■ Provided information:
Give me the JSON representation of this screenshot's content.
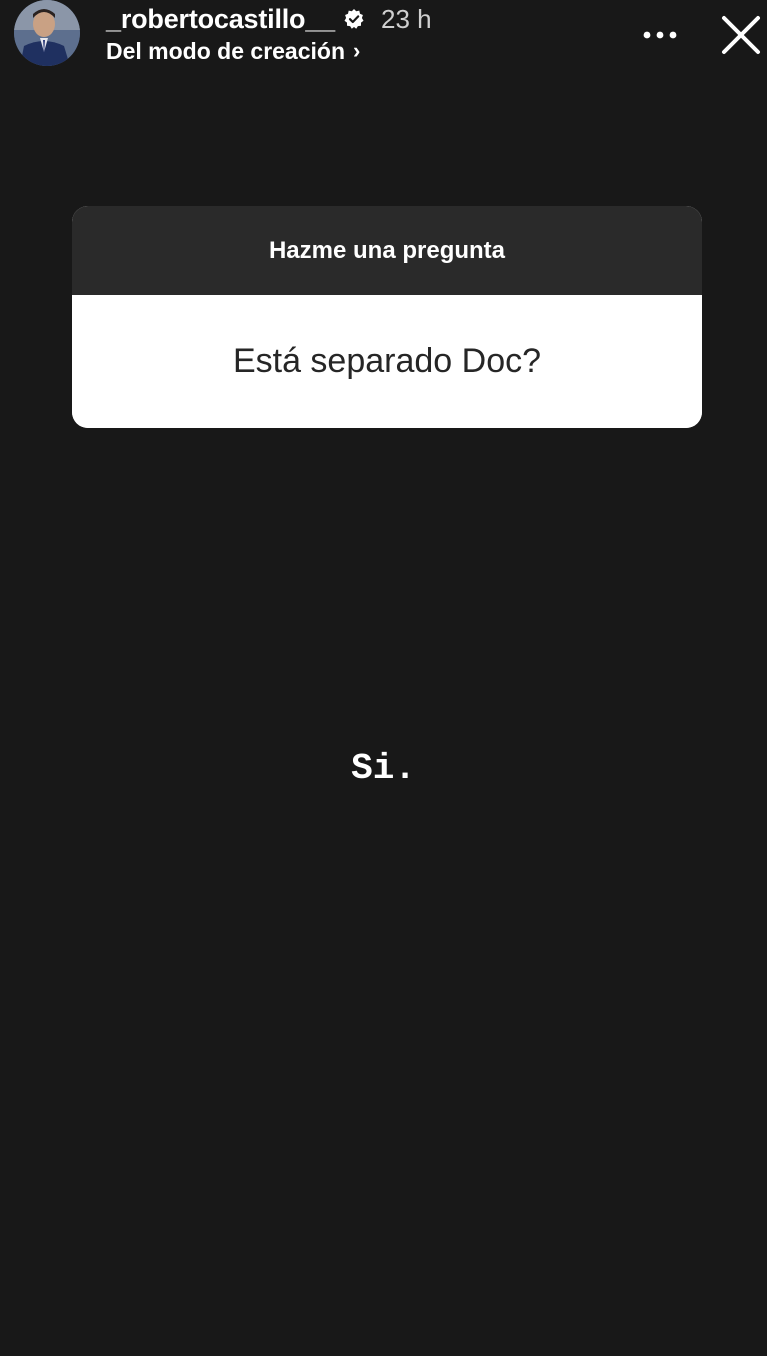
{
  "header": {
    "username": "_robertocastillo__",
    "verified_icon": "verified-badge-icon",
    "time": "23 h",
    "subtitle": "Del modo de creación",
    "subtitle_chevron": "›",
    "more_icon": "more-options-icon",
    "close_icon": "close-icon"
  },
  "question_sticker": {
    "title": "Hazme una pregunta",
    "question": "Está separado Doc?"
  },
  "answer": {
    "text": "Si."
  },
  "colors": {
    "background": "#181818",
    "card_header": "#2a2a2a",
    "card_body": "#ffffff",
    "text_light": "#ffffff",
    "text_dark": "#262626"
  }
}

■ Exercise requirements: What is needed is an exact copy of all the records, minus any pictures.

■ Response to the task:
Give me the JSON representation of this screenshot's content.
{
  "header": {
    "username": "_robertocastillo__",
    "verified_icon": "verified-badge-icon",
    "time": "23 h",
    "subtitle": "Del modo de creación",
    "subtitle_chevron": "›",
    "more_icon": "more-options-icon",
    "close_icon": "close-icon"
  },
  "question_sticker": {
    "title": "Hazme una pregunta",
    "question": "Está separado Doc?"
  },
  "answer": {
    "text": "Si."
  },
  "colors": {
    "background": "#181818",
    "card_header": "#2a2a2a",
    "card_body": "#ffffff",
    "text_light": "#ffffff",
    "text_dark": "#262626"
  }
}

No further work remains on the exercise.